§ **Dataset extract**:
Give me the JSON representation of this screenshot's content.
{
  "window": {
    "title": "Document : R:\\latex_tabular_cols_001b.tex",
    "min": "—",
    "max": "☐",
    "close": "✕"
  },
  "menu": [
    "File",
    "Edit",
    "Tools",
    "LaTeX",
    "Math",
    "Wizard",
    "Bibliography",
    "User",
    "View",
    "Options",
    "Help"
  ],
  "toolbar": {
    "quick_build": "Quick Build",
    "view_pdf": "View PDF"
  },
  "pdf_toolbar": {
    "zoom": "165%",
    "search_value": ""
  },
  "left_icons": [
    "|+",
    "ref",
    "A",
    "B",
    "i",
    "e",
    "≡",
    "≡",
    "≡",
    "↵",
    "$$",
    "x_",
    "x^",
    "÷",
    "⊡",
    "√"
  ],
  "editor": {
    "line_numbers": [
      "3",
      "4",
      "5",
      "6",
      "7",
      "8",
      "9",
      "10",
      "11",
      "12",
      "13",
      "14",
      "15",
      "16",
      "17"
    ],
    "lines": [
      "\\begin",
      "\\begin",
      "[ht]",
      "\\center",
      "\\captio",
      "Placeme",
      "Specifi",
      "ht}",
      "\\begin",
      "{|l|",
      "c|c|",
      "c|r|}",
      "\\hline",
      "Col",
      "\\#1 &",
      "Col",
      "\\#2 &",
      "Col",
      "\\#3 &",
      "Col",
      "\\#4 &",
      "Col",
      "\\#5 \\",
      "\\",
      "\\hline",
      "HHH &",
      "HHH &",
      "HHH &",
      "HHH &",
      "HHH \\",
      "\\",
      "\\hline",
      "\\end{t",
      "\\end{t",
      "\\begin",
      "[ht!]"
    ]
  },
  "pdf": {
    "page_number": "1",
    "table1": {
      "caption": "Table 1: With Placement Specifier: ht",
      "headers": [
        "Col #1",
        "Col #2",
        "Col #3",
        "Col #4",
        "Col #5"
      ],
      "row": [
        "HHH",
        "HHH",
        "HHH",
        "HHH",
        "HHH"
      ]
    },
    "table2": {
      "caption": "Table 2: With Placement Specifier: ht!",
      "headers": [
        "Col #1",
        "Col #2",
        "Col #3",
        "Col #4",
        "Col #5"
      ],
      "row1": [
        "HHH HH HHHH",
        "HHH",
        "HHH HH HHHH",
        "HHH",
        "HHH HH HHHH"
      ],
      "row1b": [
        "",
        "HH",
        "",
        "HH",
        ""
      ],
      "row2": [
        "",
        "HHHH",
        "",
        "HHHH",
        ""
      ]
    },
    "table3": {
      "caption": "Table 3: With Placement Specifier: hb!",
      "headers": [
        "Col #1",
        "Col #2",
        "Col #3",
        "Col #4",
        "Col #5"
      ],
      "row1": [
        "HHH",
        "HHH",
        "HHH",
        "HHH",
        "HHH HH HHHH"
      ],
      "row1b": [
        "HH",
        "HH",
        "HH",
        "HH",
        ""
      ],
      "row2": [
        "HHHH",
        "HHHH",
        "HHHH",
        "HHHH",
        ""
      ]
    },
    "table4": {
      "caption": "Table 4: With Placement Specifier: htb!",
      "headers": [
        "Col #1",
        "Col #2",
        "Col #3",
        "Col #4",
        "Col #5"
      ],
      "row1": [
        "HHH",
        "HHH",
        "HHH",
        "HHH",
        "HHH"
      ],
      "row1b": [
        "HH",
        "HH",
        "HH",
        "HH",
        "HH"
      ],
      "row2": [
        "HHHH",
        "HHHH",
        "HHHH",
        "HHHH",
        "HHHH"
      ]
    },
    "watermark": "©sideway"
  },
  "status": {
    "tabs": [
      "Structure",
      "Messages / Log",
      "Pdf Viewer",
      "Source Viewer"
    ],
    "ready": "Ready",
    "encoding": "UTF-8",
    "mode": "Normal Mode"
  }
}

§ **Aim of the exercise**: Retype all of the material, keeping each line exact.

§ **Output below**:
Give me the JSON representation of this screenshot's content.
{
  "window": {
    "title": "Document : R:\\latex_tabular_cols_001b.tex",
    "min": "—",
    "max": "☐",
    "close": "✕"
  },
  "menu": [
    "File",
    "Edit",
    "Tools",
    "LaTeX",
    "Math",
    "Wizard",
    "Bibliography",
    "User",
    "View",
    "Options",
    "Help"
  ],
  "toolbar": {
    "quick_build": "Quick Build",
    "view_pdf": "View PDF"
  },
  "pdf_toolbar": {
    "zoom": "165%",
    "search_value": ""
  },
  "left_icons": [
    "|+",
    "ref",
    "A",
    "B",
    "i",
    "e",
    "≡",
    "≡",
    "≡",
    "↵",
    "$$",
    "x_",
    "x^",
    "÷",
    "⊡",
    "√"
  ],
  "editor": {
    "line_numbers": [
      "3",
      "4",
      "5",
      "6",
      "7",
      "8",
      "9",
      "10",
      "11",
      "12",
      "13",
      "14",
      "15",
      "16",
      "17"
    ],
    "lines": [
      "\\begin",
      "\\begin",
      "[ht]",
      "\\center",
      "\\captio",
      "Placeme",
      "Specifi",
      "ht}",
      "\\begin",
      "{|l|",
      "c|c|",
      "c|r|}",
      "\\hline",
      "Col",
      "\\#1 &",
      "Col",
      "\\#2 &",
      "Col",
      "\\#3 &",
      "Col",
      "\\#4 &",
      "Col",
      "\\#5 \\",
      "\\",
      "\\hline",
      "HHH &",
      "HHH &",
      "HHH &",
      "HHH &",
      "HHH \\",
      "\\",
      "\\hline",
      "\\end{t",
      "\\end{t",
      "\\begin",
      "[ht!]"
    ]
  },
  "pdf": {
    "page_number": "1",
    "table1": {
      "caption": "Table 1: With Placement Specifier: ht",
      "headers": [
        "Col #1",
        "Col #2",
        "Col #3",
        "Col #4",
        "Col #5"
      ],
      "row": [
        "HHH",
        "HHH",
        "HHH",
        "HHH",
        "HHH"
      ]
    },
    "table2": {
      "caption": "Table 2: With Placement Specifier: ht!",
      "headers": [
        "Col #1",
        "Col #2",
        "Col #3",
        "Col #4",
        "Col #5"
      ],
      "row1": [
        "HHH HH HHHH",
        "HHH",
        "HHH HH HHHH",
        "HHH",
        "HHH HH HHHH"
      ],
      "row1b": [
        "",
        "HH",
        "",
        "HH",
        ""
      ],
      "row2": [
        "",
        "HHHH",
        "",
        "HHHH",
        ""
      ]
    },
    "table3": {
      "caption": "Table 3: With Placement Specifier: hb!",
      "headers": [
        "Col #1",
        "Col #2",
        "Col #3",
        "Col #4",
        "Col #5"
      ],
      "row1": [
        "HHH",
        "HHH",
        "HHH",
        "HHH",
        "HHH HH HHHH"
      ],
      "row1b": [
        "HH",
        "HH",
        "HH",
        "HH",
        ""
      ],
      "row2": [
        "HHHH",
        "HHHH",
        "HHHH",
        "HHHH",
        ""
      ]
    },
    "table4": {
      "caption": "Table 4: With Placement Specifier: htb!",
      "headers": [
        "Col #1",
        "Col #2",
        "Col #3",
        "Col #4",
        "Col #5"
      ],
      "row1": [
        "HHH",
        "HHH",
        "HHH",
        "HHH",
        "HHH"
      ],
      "row1b": [
        "HH",
        "HH",
        "HH",
        "HH",
        "HH"
      ],
      "row2": [
        "HHHH",
        "HHHH",
        "HHHH",
        "HHHH",
        "HHHH"
      ]
    },
    "watermark": "©sideway"
  },
  "status": {
    "tabs": [
      "Structure",
      "Messages / Log",
      "Pdf Viewer",
      "Source Viewer"
    ],
    "ready": "Ready",
    "encoding": "UTF-8",
    "mode": "Normal Mode"
  }
}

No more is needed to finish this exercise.